| Task instructions |
A line qualifies if it holds the string "JSON". Copy every qualifying line from the records.
● ● ● ●
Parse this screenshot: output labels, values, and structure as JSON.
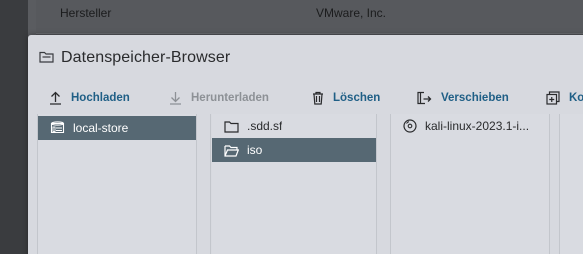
{
  "background": {
    "row_key": "Hersteller",
    "row_value": "VMware, Inc."
  },
  "dialog": {
    "title": "Datenspeicher-Browser",
    "title_icon": "folder-icon"
  },
  "toolbar": {
    "upload": "Hochladen",
    "download": "Herunterladen",
    "delete": "Löschen",
    "move": "Verschieben",
    "copy": "Ko"
  },
  "columns": {
    "datastores": [
      {
        "label": "local-store",
        "icon": "datastore-icon",
        "selected": true
      }
    ],
    "folders": [
      {
        "label": ".sdd.sf",
        "icon": "folder-icon",
        "selected": false
      },
      {
        "label": "iso",
        "icon": "folder-open-icon",
        "selected": true
      }
    ],
    "files": [
      {
        "label": "kali-linux-2023.1-i...",
        "icon": "disc-icon",
        "selected": false
      }
    ]
  },
  "colors": {
    "accent": "#1f5f86",
    "selected_bg": "#566873",
    "dialog_bg": "#d7d9df",
    "disabled": "#8d9196"
  }
}
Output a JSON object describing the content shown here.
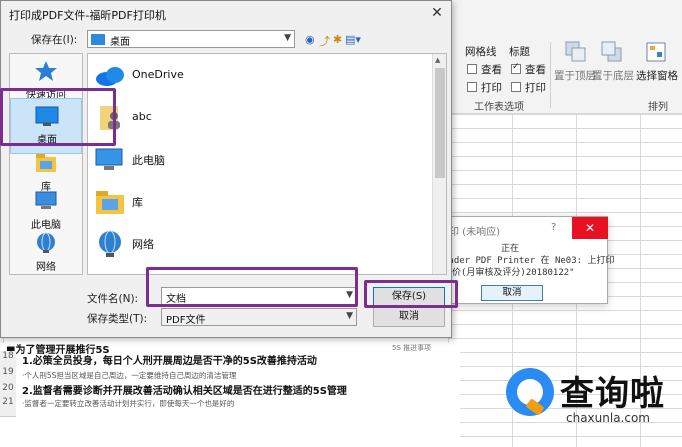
{
  "dialog": {
    "title": "打印成PDF文件-福昕PDF打印机",
    "save_in_label": "保存在(I):",
    "save_in_value": "桌面",
    "places": [
      {
        "label": "快速访问",
        "icon": "star-icon"
      },
      {
        "label": "桌面",
        "icon": "desktop-icon"
      },
      {
        "label": "库",
        "icon": "library-icon"
      },
      {
        "label": "此电脑",
        "icon": "computer-icon"
      },
      {
        "label": "网络",
        "icon": "network-icon"
      }
    ],
    "files": [
      {
        "name": "OneDrive",
        "icon": "onedrive-icon"
      },
      {
        "name": "abc",
        "icon": "user-folder-icon"
      },
      {
        "name": "此电脑",
        "icon": "computer-icon"
      },
      {
        "name": "库",
        "icon": "library-icon"
      },
      {
        "name": "网络",
        "icon": "network-icon"
      },
      {
        "name": "",
        "icon": "folder-icon"
      }
    ],
    "filename_label": "文件名(N):",
    "filename_value": "文档",
    "filetype_label": "保存类型(T):",
    "filetype_value": "PDF文件",
    "save_button": "保存(S)",
    "cancel_button": "取消"
  },
  "busy_dialog": {
    "title": "印 (未响应)",
    "question": "?",
    "line1": "正在",
    "line2": "eader PDF Printer 在 Ne03: 上打印",
    "line3": "评价(月审核及评分)20180122\"",
    "cancel_button": "取消"
  },
  "ribbon": {
    "gridlines_label": "网格线",
    "headings_label": "标题",
    "view_label": "查看",
    "print_label": "打印",
    "gridlines_view": false,
    "headings_view": true,
    "gridlines_print": false,
    "headings_print": false,
    "group_label": "工作表选项",
    "bring_forward": "置于顶层",
    "send_backward": "置于底层",
    "selection_pane": "选择窗格",
    "arrange_label": "排列"
  },
  "sheet": {
    "header_line": "■为了管理开展推行5S",
    "rows": [
      {
        "num": "18",
        "text": "1.必策全员投身，每日个人刑开展周边是否干净的5S改善推持活动",
        "style": "bold"
      },
      {
        "num": "19",
        "text": "·个人刑5S担当区域是自己周边，一定要维持自己周边的清洁管理",
        "style": "small"
      },
      {
        "num": "20",
        "text": "2.监督者需要诊断并开展改善活动确认相关区域是否在进行整适的5S管理",
        "style": "bold"
      },
      {
        "num": "21",
        "text": "·监督者一定要转立改善活动计划并实行，即使每天一个也是好的",
        "style": "small"
      }
    ],
    "right_note": "5S 推进事项"
  },
  "watermark": {
    "text": "查询啦",
    "url": "chaxunla.com"
  },
  "colors": {
    "highlight": "#7b2e8f",
    "selection": "#cce4f7",
    "close_red": "#e81123",
    "brand_blue": "#2a8cf2"
  }
}
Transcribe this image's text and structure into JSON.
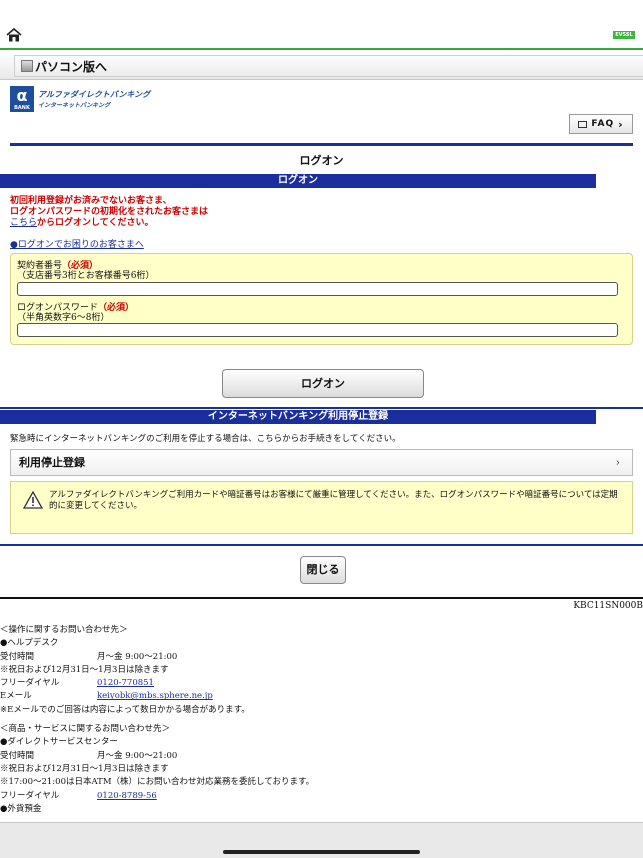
{
  "topbar": {
    "evssl": "EVSSL"
  },
  "pc_version": "パソコン版へ",
  "logo": {
    "mark": "α",
    "bank": "BANK",
    "name": "アルファダイレクトバンキング",
    "sub": "インターネットバンキング"
  },
  "faq": "FAQ",
  "page_title": "ログオン",
  "login_band": "ログオン",
  "notice": {
    "line1": "初回利用登録がお済みでないお客さま、",
    "line2": "ログオンパスワードの初期化をされたお客さまは",
    "link": "こちら",
    "line3_rest": "からログオンしてください。"
  },
  "help_link": "●ログオンでお困りのお客さまへ",
  "form": {
    "contract_label": "契約者番号",
    "contract_req": "（必須）",
    "contract_hint": "（支店番号3桁とお客様番号6桁）",
    "contract_value": "",
    "password_label": "ログオンパスワード",
    "password_req": "（必須）",
    "password_hint": "（半角英数字6〜8桁）",
    "password_value": ""
  },
  "login_button": "ログオン",
  "stop_band": "インターネットバンキング利用停止登録",
  "stop_text": "緊急時にインターネットバンキングのご利用を停止する場合は、こちらからお手続きをしてください。",
  "stop_row": "利用停止登録",
  "warning": "アルファダイレクトバンキングご利用カードや暗証番号はお客様にて厳重に管理してください。また、ログオンパスワードや暗証番号については定期的に変更してください。",
  "close_button": "閉じる",
  "screen_code": "KBC11SN000B",
  "contact": {
    "ops_heading": "＜操作に関するお問い合わせ先＞",
    "helpdesk": "●ヘルプデスク",
    "hours_label": "受付時間",
    "hours_value": "月〜金 9:00〜21:00",
    "holiday_note": "※祝日および12月31日〜1月3日は除きます",
    "freedial_label": "フリーダイヤル",
    "helpdesk_phone": "0120-770851",
    "email_label": "Eメール",
    "email_value": "keiyobk@mbs.sphere.ne.jp",
    "email_note": "※Eメールでのご回答は内容によって数日かかる場合があります。",
    "svc_heading": "＜商品・サービスに関するお問い合わせ先＞",
    "direct_center": "●ダイレクトサービスセンター",
    "svc_hours_label": "受付時間",
    "svc_hours_value": "月〜金 9:00〜21:00",
    "svc_holiday_note": "※祝日および12月31日〜1月3日は除きます",
    "atm_note": "※17:00〜21:00は日本ATM（株）にお問い合わせ対応業務を委託しております。",
    "svc_freedial_label": "フリーダイヤル",
    "svc_phone": "0120-8789-56",
    "foreign": "●外貨預金"
  }
}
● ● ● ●
| Response to this task |
Parse this screenshot: output labels, values, and structure as JSON.
Output a JSON object describing the content shown here.
Transcribe this image's text and structure into JSON.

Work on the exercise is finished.